The Gwinnett County District Attorney’s office has given notice of intent to increase the punishment in the slaying of a Gainesville woman.
Peggie Robinson, 61, was stabbed to death in Dacula by 35-year-old Wolf Griffin, according to investigators with the Gwinnett County Police Department.
Police said they believe she was facilitating the custody exchange of a child between Griffin, the 6-year-old boy’s father, and her son’s ex-girlfriend, when she encountered Griffin on the afternoon of Dec. 28 at 2995 Evergreen Eve Crossing, Griffin’s residence in Dacula.
Robinson had been acting an intermediary between Griffin and the 6-year-old boy’s mother. The two were involved in a prolonged dispute over the child’s custody. And according to her obituary, Robinson had devoted a significant amount of time and energy to helping raise the child.
“In her role as Nana Peggie, she found joy and happiness,” her obituary states. “In the end, she gave her life for this child. She believed that children deserve to have adults in their lives that care about them unconditionally. Her life is testimony to that belief.”
Robinson was also described as an avid lover of animals. She served on the board of the Humane Society and could frequently be found at PetSmart working in the adoption center, her obituary states. A North Georgia College graduate, she worked in the insurance industry and later became a financial adviser in partnership with her father at Merrill Lynch in Gainesville.
Griffin was arrested at the scene.
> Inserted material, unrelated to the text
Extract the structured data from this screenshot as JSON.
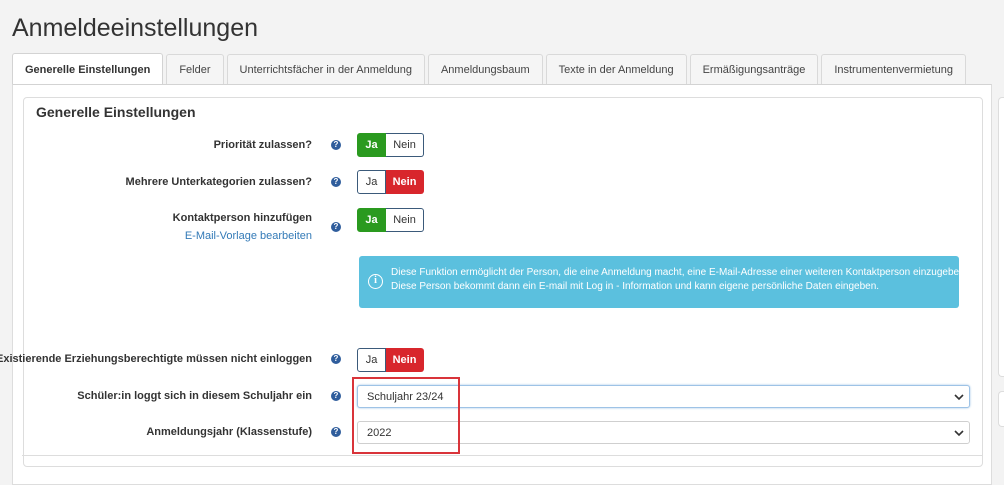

He was indicted on two counts of murder and one count of aggravated assault on Feb. 19.
The maximum penalty for murder with aggravating circumstances is the death penalty. Intent to seek the death penalty is usually filed as a separate motion.
The minimum sentence for murder would be life with parole. The minimum sentence for aggravated assault is one year.
Police said Griffin admitted to killing Robinson. His defense attorney, Lewis Lawrence, filed a motion in February challenging whether the statements by his client were made voluntarily. The judge ordered Griffin to be mentally evaluated in March.
Notice was filed April 3 by the district attorney’s office, citing Georgia code, that “any criminal conduct or conviction described in the police report, or any discovery materials, would be used by the state in aggravation of punishment.” Assistant District Attorney Robbie King also filed notice the prosecution would attempt to impeach Griffin’s testimony if he testified, based on his prior criminal convictions.
Griffin is being held in the Gwinnett County Jail.